Talking to young children about difficult topics
Talking to your children about difficult subjects is one of the toughest jobs any parent has. It can feel impossible to put into words some of the really big issues. But in today’s age of constant notifications, streaming video, and 24-hour news coverage—when even the small children are exposed to really serious stories—it’s important to face this challenge head-on.
Addressing the tough stuff makes the kids feel safer, strengthens the bond and teaches them about the world. When you show them how to gather and interpret information, ask questions and cross-check sources, they become critical thinkers. When they learn about something scary or unsettling, most parents get that deer-in-the-headlights feeling. But it’s a good idea to use your children’s age and developmental stage as a guide to starting conversations, because they absorb information differently as they grow from babies to teens.
Young children don’t have enough life experience to understand the complex, difficult topics. They’re very sensitive to parent’s emotional states and can worry that they did something to make them upset. This makes it challenging to explain big issues.
- Keep the news at bay. We should do what we can to limit small kids’ exposure to age-inappropriate subjects by turning off or muting the TV and choosing media that’s targeted to their age
- Reassure them with both words and gestures. We should say, “you’re safe. Mommy and daddy are safe. And our family is safe.” Hugs and snuggles also work wonders
- Address feelings—yours and theirs. We should say, “It’s okay to feel scared, sad, or confused. Those feelings are natural and we all feel them.” We can also try: “I’m upset, but not with you.”
- Find out what they know. The kids might not understand the issue very well. Ask them what they think happened before giving them any images
- Communicate that someone’s in charge. We should say, “Mommy and daddy will make sure nothing bad happens to our family.”
Children in this age group can read and write, hence they get exposed to age-inappropriate content more often. But younger children in this range are still a little shaky on what’s real and pretend. As they gain abstract-thinking skills and the ability to express themselves, children can grapple with difficult subjects and understand different perspectives.
- Wait for the right moment. At this age, children are still very likely to come to us if they’ve heard about something frightening. We can feel them out to decide if they want to discuss something, but if they don’t bring it up, we should not feel that we have to broach difficult subjects until they ask.
- Find out what they know. Ask children what they’ve heard, or if their friends at school are talking about something. Answer the questions simply and directly, but don’t try to over-explain. That could make them more scared.

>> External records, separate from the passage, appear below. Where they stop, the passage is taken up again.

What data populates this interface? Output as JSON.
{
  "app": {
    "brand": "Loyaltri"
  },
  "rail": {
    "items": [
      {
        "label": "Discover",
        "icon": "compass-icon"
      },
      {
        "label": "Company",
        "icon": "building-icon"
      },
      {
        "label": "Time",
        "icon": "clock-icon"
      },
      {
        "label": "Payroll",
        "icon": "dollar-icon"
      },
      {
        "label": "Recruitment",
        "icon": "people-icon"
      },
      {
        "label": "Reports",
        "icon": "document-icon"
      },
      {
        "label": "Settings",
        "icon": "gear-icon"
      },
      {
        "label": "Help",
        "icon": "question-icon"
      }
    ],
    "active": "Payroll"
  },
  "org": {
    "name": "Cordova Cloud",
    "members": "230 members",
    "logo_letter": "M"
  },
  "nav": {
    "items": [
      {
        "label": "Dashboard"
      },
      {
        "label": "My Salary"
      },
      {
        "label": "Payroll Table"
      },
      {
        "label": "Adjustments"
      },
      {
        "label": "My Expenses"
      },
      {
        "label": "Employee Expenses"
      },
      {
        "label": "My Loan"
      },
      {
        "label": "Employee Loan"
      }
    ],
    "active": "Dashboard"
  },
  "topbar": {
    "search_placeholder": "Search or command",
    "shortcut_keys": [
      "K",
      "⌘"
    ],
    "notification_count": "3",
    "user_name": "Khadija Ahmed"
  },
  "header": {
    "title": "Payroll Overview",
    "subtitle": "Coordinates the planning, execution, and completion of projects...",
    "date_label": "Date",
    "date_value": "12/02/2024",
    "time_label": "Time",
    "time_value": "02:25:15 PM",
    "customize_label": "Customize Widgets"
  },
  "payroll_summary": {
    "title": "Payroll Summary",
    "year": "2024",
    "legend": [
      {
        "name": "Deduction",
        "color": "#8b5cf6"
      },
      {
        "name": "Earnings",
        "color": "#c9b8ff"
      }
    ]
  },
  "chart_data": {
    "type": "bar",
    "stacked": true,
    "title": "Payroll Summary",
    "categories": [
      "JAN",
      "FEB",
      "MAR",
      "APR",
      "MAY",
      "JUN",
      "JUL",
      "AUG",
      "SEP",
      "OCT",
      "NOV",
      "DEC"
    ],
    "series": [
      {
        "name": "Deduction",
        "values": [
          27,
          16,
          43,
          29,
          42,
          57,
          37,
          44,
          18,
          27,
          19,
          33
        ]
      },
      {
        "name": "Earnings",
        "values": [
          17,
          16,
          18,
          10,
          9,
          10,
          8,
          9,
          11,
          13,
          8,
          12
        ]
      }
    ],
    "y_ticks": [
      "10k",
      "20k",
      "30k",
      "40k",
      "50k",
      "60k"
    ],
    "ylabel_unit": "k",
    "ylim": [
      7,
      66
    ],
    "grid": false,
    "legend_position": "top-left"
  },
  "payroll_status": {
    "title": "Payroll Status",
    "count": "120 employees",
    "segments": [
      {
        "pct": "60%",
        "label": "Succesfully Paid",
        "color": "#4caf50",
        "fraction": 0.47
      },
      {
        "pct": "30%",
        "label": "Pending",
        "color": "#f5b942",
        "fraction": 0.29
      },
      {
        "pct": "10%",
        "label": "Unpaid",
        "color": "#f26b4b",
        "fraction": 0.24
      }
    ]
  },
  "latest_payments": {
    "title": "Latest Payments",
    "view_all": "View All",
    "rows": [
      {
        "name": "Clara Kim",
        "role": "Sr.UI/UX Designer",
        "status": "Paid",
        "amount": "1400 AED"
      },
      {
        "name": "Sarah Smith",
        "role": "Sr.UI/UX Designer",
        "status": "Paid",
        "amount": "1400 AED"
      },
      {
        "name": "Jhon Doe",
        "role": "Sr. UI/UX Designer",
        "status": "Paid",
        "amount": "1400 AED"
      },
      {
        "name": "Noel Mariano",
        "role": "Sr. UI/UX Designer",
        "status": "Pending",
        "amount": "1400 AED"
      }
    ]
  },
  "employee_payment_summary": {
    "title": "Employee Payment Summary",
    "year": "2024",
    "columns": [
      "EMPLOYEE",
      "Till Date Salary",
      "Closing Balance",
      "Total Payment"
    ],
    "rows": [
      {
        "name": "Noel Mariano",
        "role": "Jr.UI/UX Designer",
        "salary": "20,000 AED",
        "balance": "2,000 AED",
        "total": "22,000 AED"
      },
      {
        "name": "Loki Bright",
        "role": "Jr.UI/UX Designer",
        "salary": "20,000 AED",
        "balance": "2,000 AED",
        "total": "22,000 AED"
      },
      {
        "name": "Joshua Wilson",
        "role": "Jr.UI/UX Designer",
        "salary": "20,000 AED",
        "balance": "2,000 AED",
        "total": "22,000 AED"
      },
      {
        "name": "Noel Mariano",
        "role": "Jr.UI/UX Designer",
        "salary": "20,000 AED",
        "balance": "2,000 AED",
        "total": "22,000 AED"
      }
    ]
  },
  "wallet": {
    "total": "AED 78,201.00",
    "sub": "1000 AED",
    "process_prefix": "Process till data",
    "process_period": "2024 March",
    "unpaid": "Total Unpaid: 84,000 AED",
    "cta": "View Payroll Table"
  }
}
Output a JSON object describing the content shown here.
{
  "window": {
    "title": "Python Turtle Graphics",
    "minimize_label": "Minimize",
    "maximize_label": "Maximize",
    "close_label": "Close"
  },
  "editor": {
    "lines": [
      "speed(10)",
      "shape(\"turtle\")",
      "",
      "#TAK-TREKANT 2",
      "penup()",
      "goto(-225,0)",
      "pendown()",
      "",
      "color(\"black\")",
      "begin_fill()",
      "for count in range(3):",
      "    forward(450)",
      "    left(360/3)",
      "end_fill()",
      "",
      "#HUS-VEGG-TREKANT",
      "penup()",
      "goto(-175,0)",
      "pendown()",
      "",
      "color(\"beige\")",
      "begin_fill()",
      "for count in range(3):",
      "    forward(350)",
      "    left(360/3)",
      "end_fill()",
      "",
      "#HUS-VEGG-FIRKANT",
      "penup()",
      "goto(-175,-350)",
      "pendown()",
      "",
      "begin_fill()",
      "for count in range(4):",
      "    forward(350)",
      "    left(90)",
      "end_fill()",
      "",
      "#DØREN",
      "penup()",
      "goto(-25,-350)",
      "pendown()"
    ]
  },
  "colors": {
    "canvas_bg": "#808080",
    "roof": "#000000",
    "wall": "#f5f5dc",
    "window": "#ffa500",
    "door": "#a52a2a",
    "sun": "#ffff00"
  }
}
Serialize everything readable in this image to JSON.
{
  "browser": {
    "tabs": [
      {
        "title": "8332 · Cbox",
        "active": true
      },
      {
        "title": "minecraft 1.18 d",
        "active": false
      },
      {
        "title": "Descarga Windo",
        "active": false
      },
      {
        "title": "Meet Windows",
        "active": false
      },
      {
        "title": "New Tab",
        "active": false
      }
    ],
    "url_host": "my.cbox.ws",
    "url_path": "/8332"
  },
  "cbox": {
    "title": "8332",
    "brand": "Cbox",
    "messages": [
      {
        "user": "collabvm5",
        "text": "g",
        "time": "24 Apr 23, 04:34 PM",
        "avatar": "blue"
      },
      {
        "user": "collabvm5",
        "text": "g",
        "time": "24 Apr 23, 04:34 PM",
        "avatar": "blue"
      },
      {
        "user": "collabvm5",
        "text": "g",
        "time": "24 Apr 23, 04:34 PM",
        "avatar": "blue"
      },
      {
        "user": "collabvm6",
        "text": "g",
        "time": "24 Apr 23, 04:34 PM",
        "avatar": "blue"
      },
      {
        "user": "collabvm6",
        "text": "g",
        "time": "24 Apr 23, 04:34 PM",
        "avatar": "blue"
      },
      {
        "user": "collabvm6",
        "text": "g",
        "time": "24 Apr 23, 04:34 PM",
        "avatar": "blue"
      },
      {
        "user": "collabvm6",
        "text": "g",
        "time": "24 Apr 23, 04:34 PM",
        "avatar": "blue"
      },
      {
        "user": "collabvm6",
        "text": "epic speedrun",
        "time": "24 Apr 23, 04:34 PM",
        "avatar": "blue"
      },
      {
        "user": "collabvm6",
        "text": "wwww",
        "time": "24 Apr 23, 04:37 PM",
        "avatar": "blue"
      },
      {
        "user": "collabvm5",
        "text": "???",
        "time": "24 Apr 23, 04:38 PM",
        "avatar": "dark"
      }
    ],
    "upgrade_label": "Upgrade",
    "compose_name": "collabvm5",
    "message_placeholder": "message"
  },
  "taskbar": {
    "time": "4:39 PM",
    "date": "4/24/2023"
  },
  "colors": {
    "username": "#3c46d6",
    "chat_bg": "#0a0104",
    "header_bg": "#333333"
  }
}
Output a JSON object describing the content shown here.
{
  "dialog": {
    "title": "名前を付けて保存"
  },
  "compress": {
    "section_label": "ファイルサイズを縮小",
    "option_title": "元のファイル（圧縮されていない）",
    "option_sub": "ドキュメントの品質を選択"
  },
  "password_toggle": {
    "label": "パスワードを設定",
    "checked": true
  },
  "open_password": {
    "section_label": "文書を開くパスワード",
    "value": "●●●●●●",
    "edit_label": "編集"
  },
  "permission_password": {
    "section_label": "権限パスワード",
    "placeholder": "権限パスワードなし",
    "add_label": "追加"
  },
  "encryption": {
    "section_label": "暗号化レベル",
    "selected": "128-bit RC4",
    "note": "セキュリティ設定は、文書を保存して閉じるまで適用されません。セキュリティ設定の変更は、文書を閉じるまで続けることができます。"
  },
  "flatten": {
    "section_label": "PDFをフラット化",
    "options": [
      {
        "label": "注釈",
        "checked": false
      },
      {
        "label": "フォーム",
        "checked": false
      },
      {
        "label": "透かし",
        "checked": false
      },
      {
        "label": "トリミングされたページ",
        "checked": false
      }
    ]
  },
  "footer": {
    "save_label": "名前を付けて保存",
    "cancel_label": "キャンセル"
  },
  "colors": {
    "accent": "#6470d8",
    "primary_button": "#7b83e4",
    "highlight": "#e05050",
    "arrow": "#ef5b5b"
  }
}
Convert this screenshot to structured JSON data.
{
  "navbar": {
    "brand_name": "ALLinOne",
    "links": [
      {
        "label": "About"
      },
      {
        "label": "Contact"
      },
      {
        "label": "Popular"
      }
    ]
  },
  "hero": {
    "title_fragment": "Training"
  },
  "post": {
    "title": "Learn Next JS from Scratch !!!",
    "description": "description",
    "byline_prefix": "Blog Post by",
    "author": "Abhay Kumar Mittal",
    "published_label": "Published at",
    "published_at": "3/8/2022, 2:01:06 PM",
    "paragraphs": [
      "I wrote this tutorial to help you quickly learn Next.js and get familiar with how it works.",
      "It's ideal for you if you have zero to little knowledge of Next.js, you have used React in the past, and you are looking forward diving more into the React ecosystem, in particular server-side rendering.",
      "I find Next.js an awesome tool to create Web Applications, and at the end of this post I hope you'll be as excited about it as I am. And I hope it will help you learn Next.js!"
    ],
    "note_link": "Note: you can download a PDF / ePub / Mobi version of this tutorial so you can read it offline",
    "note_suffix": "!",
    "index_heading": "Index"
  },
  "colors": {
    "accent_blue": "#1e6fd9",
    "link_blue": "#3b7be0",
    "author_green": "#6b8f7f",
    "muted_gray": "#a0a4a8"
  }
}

- Create a safe space for discussion. Say, “these topics are hard to discuss, even for adults. Let’s just talk. I won’t be mad. I want you to feel free to ask anything you want.”
- Address their curiosity. If children stumble across grown-up material online, it might be time to find content that will let them learn about more mature subjects age-appropriately.
- Be sensitive to children’s emotions and temperament. We never know what may trigger the kids.
- Encourage critical thinking. By asking them open-ended questions we can get the children to think more deeply about serious topics. Ask, “what did you hear?” “what did it make you think?” and “why do you think that?”
So, it is up to us, the parents to see how we want to talk to our children on various issues and give them the utmost security. Because for a child nothing in the world means more than having that special bonding with their parents.